YOUR OBJECTIVE - Nothing but a number is needed: the count of lines below that include "subtitle".

Web page and app entries -

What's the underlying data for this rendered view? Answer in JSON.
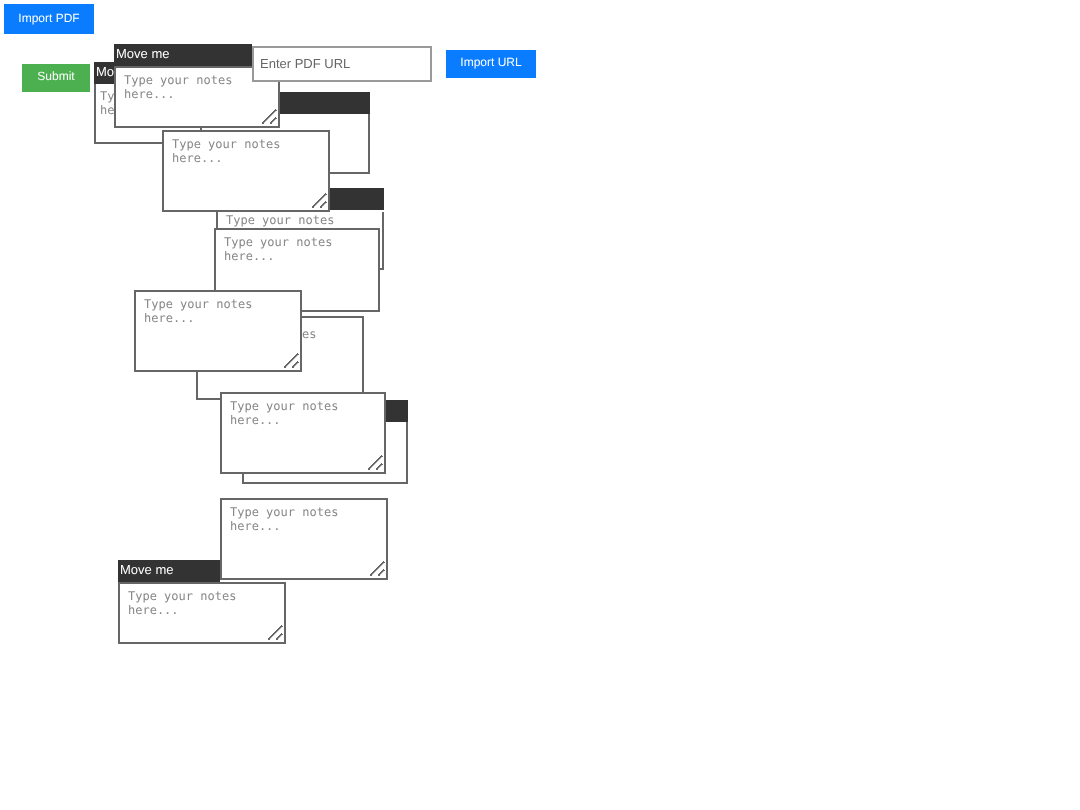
{
  "toolbar": {
    "import_pdf": "Import PDF",
    "submit": "Submit",
    "url_field": {
      "placeholder": "Enter PDF URL"
    },
    "import_url": "Import URL"
  },
  "notes": [
    {
      "kind": "partial",
      "header": "Mo",
      "placeholder": "Ty he"
    },
    {
      "kind": "partial"
    },
    {
      "kind": "open",
      "header": "Move me",
      "placeholder": "Type your notes here..."
    },
    {
      "kind": "partial",
      "placeholder": "Type your notes"
    },
    {
      "kind": "open",
      "placeholder": "Type your notes here..."
    },
    {
      "kind": "partial",
      "placeholder": "Type your notes here..."
    },
    {
      "kind": "partial",
      "placeholder": "es"
    },
    {
      "kind": "open",
      "placeholder": "Type your notes here..."
    },
    {
      "kind": "partial"
    },
    {
      "kind": "open",
      "placeholder": "Type your notes here..."
    },
    {
      "kind": "open",
      "header": "Move me",
      "placeholder": "Type your notes here..."
    },
    {
      "kind": "open",
      "placeholder": "Type your notes here..."
    }
  ]
}
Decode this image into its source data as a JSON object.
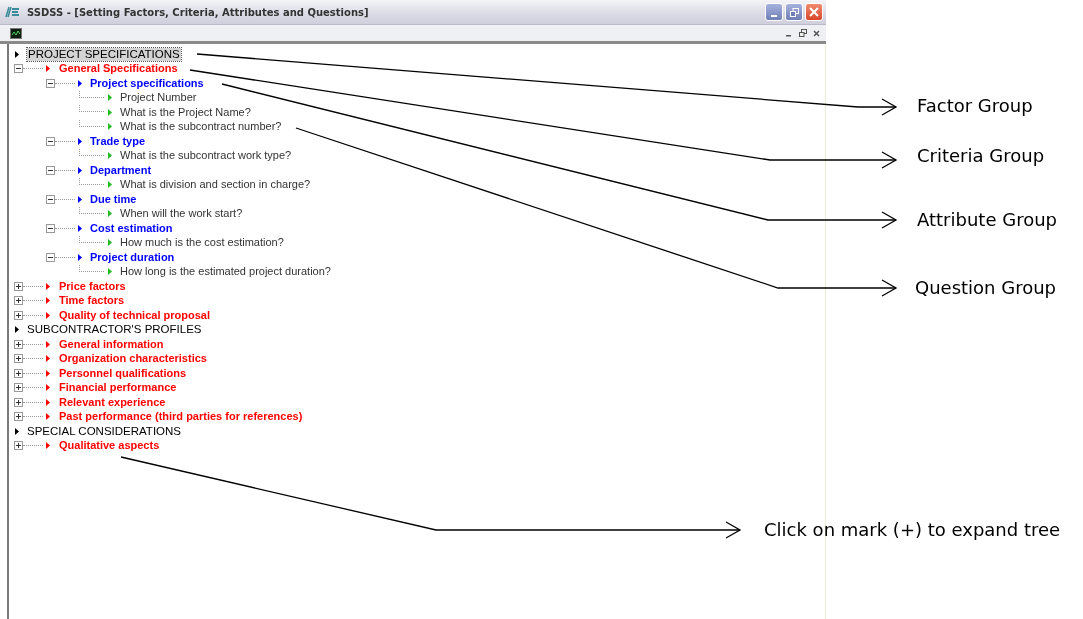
{
  "window": {
    "title": "SSDSS - [Setting Factors, Criteria, Attributes and Questions]"
  },
  "tree": [
    {
      "label": "PROJECT SPECIFICATIONS",
      "kind": "factor",
      "selected": true,
      "children": [
        {
          "label": "General Specifications",
          "kind": "criteria",
          "expanded": true,
          "selected": false,
          "children": [
            {
              "label": "Project specifications",
              "kind": "attribute",
              "expanded": true,
              "selected": false,
              "children": [
                {
                  "label": "Project Number",
                  "kind": "question",
                  "selected": false
                },
                {
                  "label": "What is the Project Name?",
                  "kind": "question",
                  "selected": false
                },
                {
                  "label": "What is the subcontract number?",
                  "kind": "question",
                  "selected": false
                }
              ]
            },
            {
              "label": "Trade type",
              "kind": "attribute",
              "expanded": true,
              "selected": false,
              "children": [
                {
                  "label": "What is the subcontract work type?",
                  "kind": "question",
                  "selected": false
                }
              ]
            },
            {
              "label": "Department",
              "kind": "attribute",
              "expanded": true,
              "selected": false,
              "children": [
                {
                  "label": "What is division and section in charge?",
                  "kind": "question",
                  "selected": false
                }
              ]
            },
            {
              "label": "Due time",
              "kind": "attribute",
              "expanded": true,
              "selected": false,
              "children": [
                {
                  "label": "When will the work start?",
                  "kind": "question",
                  "selected": false
                }
              ]
            },
            {
              "label": "Cost estimation",
              "kind": "attribute",
              "expanded": true,
              "selected": false,
              "children": [
                {
                  "label": "How much is the cost estimation?",
                  "kind": "question",
                  "selected": false
                }
              ]
            },
            {
              "label": "Project duration",
              "kind": "attribute",
              "expanded": true,
              "selected": false,
              "children": [
                {
                  "label": "How long is the estimated project duration?",
                  "kind": "question",
                  "selected": false
                }
              ]
            }
          ]
        },
        {
          "label": "Price factors",
          "kind": "criteria",
          "expanded": false,
          "selected": false
        },
        {
          "label": "Time factors",
          "kind": "criteria",
          "expanded": false,
          "selected": false
        },
        {
          "label": "Quality of technical proposal",
          "kind": "criteria",
          "expanded": false,
          "selected": false
        }
      ]
    },
    {
      "label": "SUBCONTRACTOR'S PROFILES",
      "kind": "factor",
      "selected": false,
      "children": [
        {
          "label": "General information",
          "kind": "criteria",
          "expanded": false,
          "selected": false
        },
        {
          "label": "Organization characteristics",
          "kind": "criteria",
          "expanded": false,
          "selected": false
        },
        {
          "label": "Personnel qualifications",
          "kind": "criteria",
          "expanded": false,
          "selected": false
        },
        {
          "label": "Financial performance",
          "kind": "criteria",
          "expanded": false,
          "selected": false
        },
        {
          "label": "Relevant experience",
          "kind": "criteria",
          "expanded": false,
          "selected": false
        },
        {
          "label": "Past performance (third parties for references)",
          "kind": "criteria",
          "expanded": false,
          "selected": false
        }
      ]
    },
    {
      "label": "SPECIAL CONSIDERATIONS",
      "kind": "factor",
      "selected": false,
      "children": [
        {
          "label": "Qualitative aspects",
          "kind": "criteria",
          "expanded": false,
          "selected": false
        }
      ]
    }
  ],
  "annotations": [
    {
      "label": "Factor Group"
    },
    {
      "label": "Criteria Group"
    },
    {
      "label": "Attribute Group"
    },
    {
      "label": "Question Group"
    },
    {
      "label": "Click on mark (+) to expand tree"
    }
  ]
}
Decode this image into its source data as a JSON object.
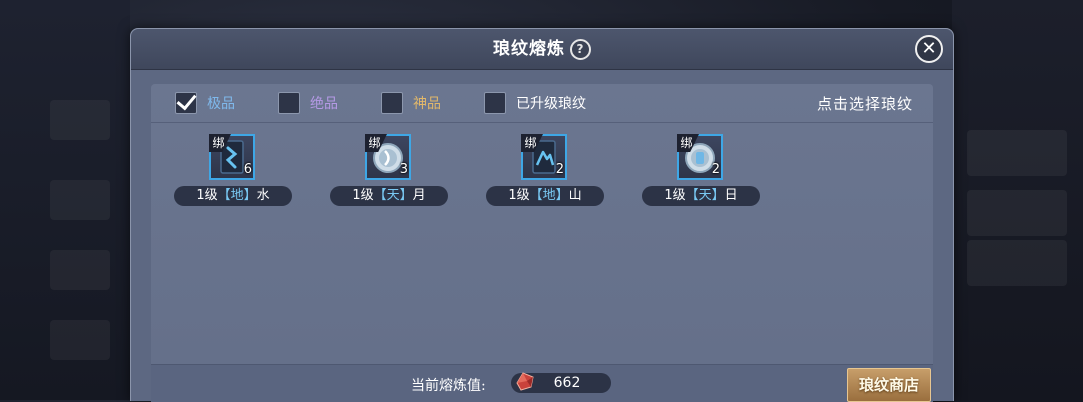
{
  "window": {
    "title": "琅纹熔炼",
    "help_symbol": "?",
    "close_symbol": "✕"
  },
  "filters": [
    {
      "label": "极品",
      "checked": true,
      "color": "#7fb9ec"
    },
    {
      "label": "绝品",
      "checked": false,
      "color": "#b59ae6"
    },
    {
      "label": "神品",
      "checked": false,
      "color": "#e2b86a"
    },
    {
      "label": "已升级琅纹",
      "checked": false,
      "color": "#ffffff"
    }
  ],
  "hint": "点击选择琅纹",
  "items": [
    {
      "bind_tag": "绑",
      "qty": "6",
      "level": "1级",
      "tier": "【地】",
      "name": "水",
      "icon": "water-rune-icon"
    },
    {
      "bind_tag": "绑",
      "qty": "3",
      "level": "1级",
      "tier": "【天】",
      "name": "月",
      "icon": "moon-rune-icon"
    },
    {
      "bind_tag": "绑",
      "qty": "2",
      "level": "1级",
      "tier": "【地】",
      "name": "山",
      "icon": "mountain-rune-icon"
    },
    {
      "bind_tag": "绑",
      "qty": "2",
      "level": "1级",
      "tier": "【天】",
      "name": "日",
      "icon": "sun-rune-icon"
    }
  ],
  "footer": {
    "value_label": "当前熔炼值:",
    "value": "662",
    "shop_button": "琅纹商店"
  },
  "colors": {
    "accent_border": "#3ea7e6",
    "tier_text": "#79c8f2",
    "shop_button": "#b88a55"
  }
}
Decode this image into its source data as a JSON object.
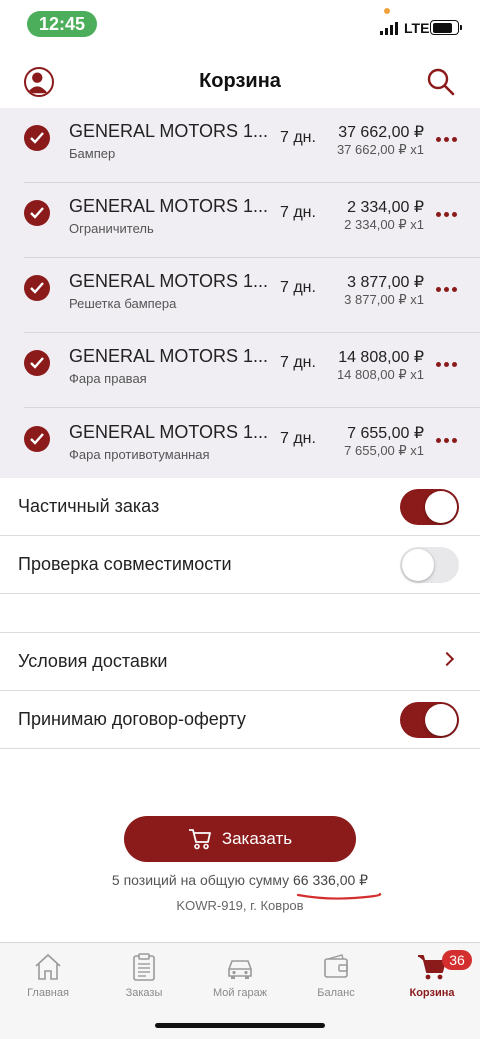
{
  "status_bar": {
    "time": "12:45",
    "network": "LTE"
  },
  "header": {
    "title": "Корзина"
  },
  "cart": {
    "items": [
      {
        "title": "GENERAL MOTORS 1...",
        "subtitle": "Бампер",
        "days": "7 дн.",
        "price": "37 662,00 ₽",
        "unit": "37 662,00 ₽ x1"
      },
      {
        "title": "GENERAL MOTORS 1...",
        "subtitle": "Ограничитель",
        "days": "7 дн.",
        "price": "2 334,00 ₽",
        "unit": "2 334,00 ₽ x1"
      },
      {
        "title": "GENERAL MOTORS 1...",
        "subtitle": "Решетка бампера",
        "days": "7 дн.",
        "price": "3 877,00 ₽",
        "unit": "3 877,00 ₽ x1"
      },
      {
        "title": "GENERAL MOTORS 1...",
        "subtitle": "Фара правая",
        "days": "7 дн.",
        "price": "14 808,00 ₽",
        "unit": "14 808,00 ₽ x1"
      },
      {
        "title": "GENERAL MOTORS 1...",
        "subtitle": "Фара противотуманная",
        "days": "7 дн.",
        "price": "7 655,00 ₽",
        "unit": "7 655,00 ₽ x1"
      }
    ]
  },
  "settings": {
    "partial_order": {
      "label": "Частичный заказ",
      "on": true
    },
    "compatibility": {
      "label": "Проверка совместимости",
      "on": false
    },
    "delivery": {
      "label": "Условия доставки"
    },
    "offer": {
      "label": "Принимаю договор-оферту",
      "on": true
    }
  },
  "order": {
    "button_label": "Заказать",
    "summary_prefix": "5 позиций на общую сумму",
    "summary_total": "66 336,00 ₽",
    "address": "KOWR-919, г. Ковров"
  },
  "tabs": [
    {
      "label": "Главная",
      "icon": "home-icon",
      "active": false
    },
    {
      "label": "Заказы",
      "icon": "clipboard-icon",
      "active": false
    },
    {
      "label": "Мой гараж",
      "icon": "car-icon",
      "active": false
    },
    {
      "label": "Баланс",
      "icon": "wallet-icon",
      "active": false
    },
    {
      "label": "Корзина",
      "icon": "cart-icon",
      "active": true
    }
  ],
  "cart_badge": "36",
  "colors": {
    "accent": "#8b1a1a",
    "status_green": "#4cae5a",
    "badge": "#d32f2f",
    "list_bg": "#f0eef2"
  }
}
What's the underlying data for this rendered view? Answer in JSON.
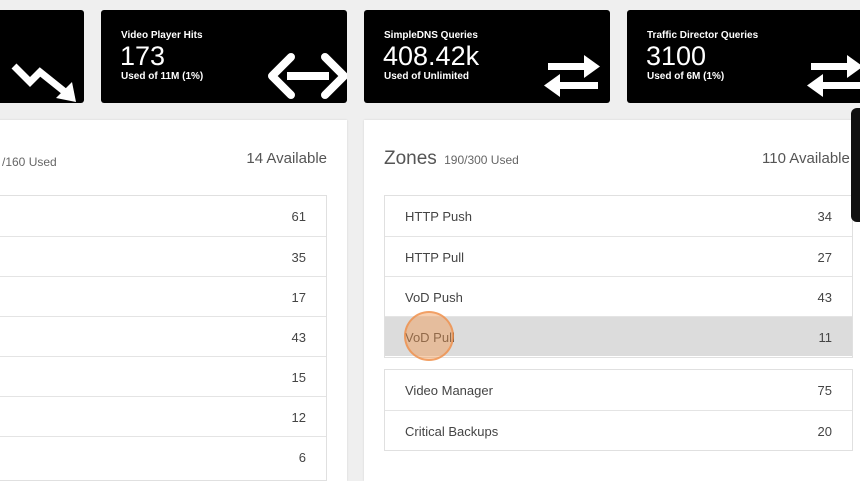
{
  "stat_cards": [
    {
      "label": "",
      "value": "",
      "usage": "",
      "icon": "trend-down-icon"
    },
    {
      "label": "Video Player Hits",
      "value": "173",
      "usage": "Used of 11M (1%)",
      "icon": "double-arrow-horizontal-icon"
    },
    {
      "label": "SimpleDNS Queries",
      "value": "408.42k",
      "usage": "Used of Unlimited",
      "icon": "swap-arrows-icon"
    },
    {
      "label": "Traffic Director Queries",
      "value": "3100",
      "usage": "Used of 6M (1%)",
      "icon": "swap-arrows-icon"
    }
  ],
  "left_panel": {
    "subtitle": "/160 Used",
    "available": "14 Available",
    "rows": [
      {
        "name": "",
        "count": "61"
      },
      {
        "name": "",
        "count": "35"
      },
      {
        "name": "",
        "count": "17"
      },
      {
        "name": "",
        "count": "43"
      },
      {
        "name": "",
        "count": "15"
      },
      {
        "name": "",
        "count": "12"
      },
      {
        "name": "",
        "count": "6"
      }
    ]
  },
  "zones_panel": {
    "title": "Zones",
    "subtitle": "190/300 Used",
    "available": "110 Available",
    "group1": [
      {
        "name": "HTTP Push",
        "count": "34"
      },
      {
        "name": "HTTP Pull",
        "count": "27"
      },
      {
        "name": "VoD Push",
        "count": "43"
      },
      {
        "name": "VoD Pull",
        "count": "11"
      }
    ],
    "group2": [
      {
        "name": "Video Manager",
        "count": "75"
      },
      {
        "name": "Critical Backups",
        "count": "20"
      }
    ]
  },
  "colors": {
    "card_bg": "#000000",
    "page_bg": "#efefef",
    "selected_row": "#dcdcdc",
    "click_marker": "#f0964f"
  }
}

YOUR RESPONSE - 7